Burnham's scientific breakthrough comes with ethical ramifications
“How do you want to be remembered in history?” an incensed Capt. Lorca asks Lt. Stamets after the engineering officer questions a key order halfway through “The Butcher’s Knife Cares Not for the Lamb’s Cry,” the excellent fourth episode of Star Trek: Discovery. “Alongside the Wright brothers, Elon Musk, Zefram Cochrane? Or as a failed fungus expert?”
In last week’s “Context Is for Kings,” Discovery introduced the spore-based instantaneous travel technology that seems poised to play a key role this season; this week, the ethical ramifications of the technology began to clarify.
Lorca’s excoriation comes amidst a fast-paced episode that finds the Discovery’s crew on the clock. The captain’s superior officer, Admiral Cornwell, delivers information that the Federation mining colony of Corvan 2 is under siege by Klingons and has a matter of hours before succumbing to the violence. From a humanitarian perspective, many innocent lives are at risk.
But the tactical significance is even greater: Corvan 2 produces 40 percent of the Federation’s dilithium, a key transportation substance. The closest ship to Corvan 2 is 84 hours away, Cornwell explains. The situation necessitates Discovery’s pioneering spore technology. In an outright lie, Lorca promises unequivocally that the Discovery is up to the task.
Realistically, Stamets tells Lorca the jump to Corvan 2 is nigh impossible, especially considering the six-hour timetable presented by Cornwell. Lorca orders Stamets to try anyway — and, when the Discovery attempts the jump, the ship lands in the gravitational field of an O-type star nowhere Corvan 2’s vicinity.
Though the Discovery escapes the fiery dilemma, Staments sustains a skull fracture and ends up in sick bay. There’s some lighthearted banter with the medic, Dr. Hugh Culber — played by Wilson Cruz, a lively character who hopefully crops up more in coming episodes — as Lorca enters and reiterates that, considering the Klingon conflict, the Discovery is no longer a science vessel, but a warship. Stamets pushes back — “This is not the mission I signed on for” — and threatens to walk, prompting Lorca’s stiff suggestion that the engineer will end up as a “failed fungus expert.”

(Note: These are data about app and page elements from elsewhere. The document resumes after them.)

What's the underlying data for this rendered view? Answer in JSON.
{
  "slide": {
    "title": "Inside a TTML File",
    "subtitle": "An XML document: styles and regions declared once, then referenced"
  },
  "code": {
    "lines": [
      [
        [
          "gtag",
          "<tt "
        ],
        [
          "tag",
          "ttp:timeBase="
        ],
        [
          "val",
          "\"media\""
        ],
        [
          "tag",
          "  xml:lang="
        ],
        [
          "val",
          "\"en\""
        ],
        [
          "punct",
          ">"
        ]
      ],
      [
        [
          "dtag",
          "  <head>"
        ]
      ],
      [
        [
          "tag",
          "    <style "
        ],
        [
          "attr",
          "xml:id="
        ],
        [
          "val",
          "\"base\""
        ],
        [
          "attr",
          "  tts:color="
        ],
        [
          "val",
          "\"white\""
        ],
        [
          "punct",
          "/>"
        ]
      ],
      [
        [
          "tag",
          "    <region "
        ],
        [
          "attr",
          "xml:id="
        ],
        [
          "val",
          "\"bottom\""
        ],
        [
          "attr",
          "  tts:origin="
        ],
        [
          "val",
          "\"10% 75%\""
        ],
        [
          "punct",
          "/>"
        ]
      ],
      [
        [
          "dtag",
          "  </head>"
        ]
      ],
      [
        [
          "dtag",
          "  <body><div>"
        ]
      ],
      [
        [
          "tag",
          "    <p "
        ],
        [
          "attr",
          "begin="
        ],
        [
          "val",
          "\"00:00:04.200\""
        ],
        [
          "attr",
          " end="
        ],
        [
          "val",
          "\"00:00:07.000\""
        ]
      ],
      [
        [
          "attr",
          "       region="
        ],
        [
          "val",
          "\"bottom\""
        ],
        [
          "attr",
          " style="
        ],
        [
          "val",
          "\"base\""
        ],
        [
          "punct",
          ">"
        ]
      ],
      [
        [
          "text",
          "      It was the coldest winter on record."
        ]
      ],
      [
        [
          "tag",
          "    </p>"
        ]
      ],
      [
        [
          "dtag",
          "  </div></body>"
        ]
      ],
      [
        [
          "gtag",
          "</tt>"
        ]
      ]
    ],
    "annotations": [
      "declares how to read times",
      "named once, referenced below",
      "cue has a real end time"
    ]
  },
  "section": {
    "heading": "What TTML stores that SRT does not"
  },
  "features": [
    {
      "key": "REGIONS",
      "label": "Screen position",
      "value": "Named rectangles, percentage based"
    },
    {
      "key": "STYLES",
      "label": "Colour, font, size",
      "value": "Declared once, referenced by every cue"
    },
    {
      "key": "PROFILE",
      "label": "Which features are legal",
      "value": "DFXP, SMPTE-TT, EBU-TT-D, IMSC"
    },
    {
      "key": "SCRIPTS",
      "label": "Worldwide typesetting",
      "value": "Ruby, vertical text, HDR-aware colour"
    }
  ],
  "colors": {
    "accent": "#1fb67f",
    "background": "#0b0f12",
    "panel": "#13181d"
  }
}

Stamets isn’t the only Discovery crewmember to question their role as part of the Federation war machine. At the conclusion of “Context Is for Kings,” it was revealed that Lorca detained the violent beast found by Discovery’s crew aboard the U.S.S. Glenn’s wreckage. He shows the creature to Burnham, ticking off the ways it clawed through ship hulls and resisted Klingon weapons. “Weaponize it,” he commands Burnham.
The wartime commander demanding ingenuity from his underlings is a trope as old as war itself. And it’s a knotty proposition for Burnham, who quickly discovers that the creature — a massively enlarged version of Earth’s resilient, docile, and microscopic tardigrades — isn’t as ferocious as it seems.
This, naturally, comes with some trial and error. Lorca assigns Cdr. Landry to guide Burnham’s research, who says that with “your science, my tactics” the pair can “deal with Lorca’s little monster.” Landry names the tardigrade Ripper and balks when Burnham posits that “nothing in its biology suggest it would attack, except in self-defense.” Push comes to shove when, claiming that Burnham’s research isn’t progressing quickly enough, Landry tries to lop off one of Ripper’s claws — and is promptly gored to death before Burnham can contain it. (Tragic? Maybe to the characters, but Landry was one of Discovery‘s less intriguing characters.)
In a Trek-ian flourish, the science-minded Burnham by turn employs Cdr. Saru and Cadet Tilly to help her ferret out what exactly makes Ripper tick. Burnham noticed that the tardigrade’s frontopolar cortex displayed activity when Discovery used the spore-based transportation system, so she enters its containment chamber with a canister of spores. Sure enough, the creature reacts positively, inhaling the substance and rubbing against Burnham like an affectionate cat.
There’s a true sense of, ahem, discovery in “The Butcher’s Knife…” that begins to snowball once Burnham tames the tardigrade. She goes to Stamets with a breakthrough. Aboard the Glenn, she recalls, the engineer had found spore-related technology that he couldn’t understand. Stamets had thought the Glenn utilized some sort of a supercomputer to parse the complexities of spore-based travel; really, Burnham predicts, the supercomputer was the tardigrade.
To build her case, she brings Stamets and Ripper to Discovery’s cultivation bay. Ripper immediately begins to symbiotically communicate and transfer energy with the growing fungi. “I always wanted to converse with my mushrooms,” Stamets remarks in a grin-inducing cadence. (Recap continues on page 2)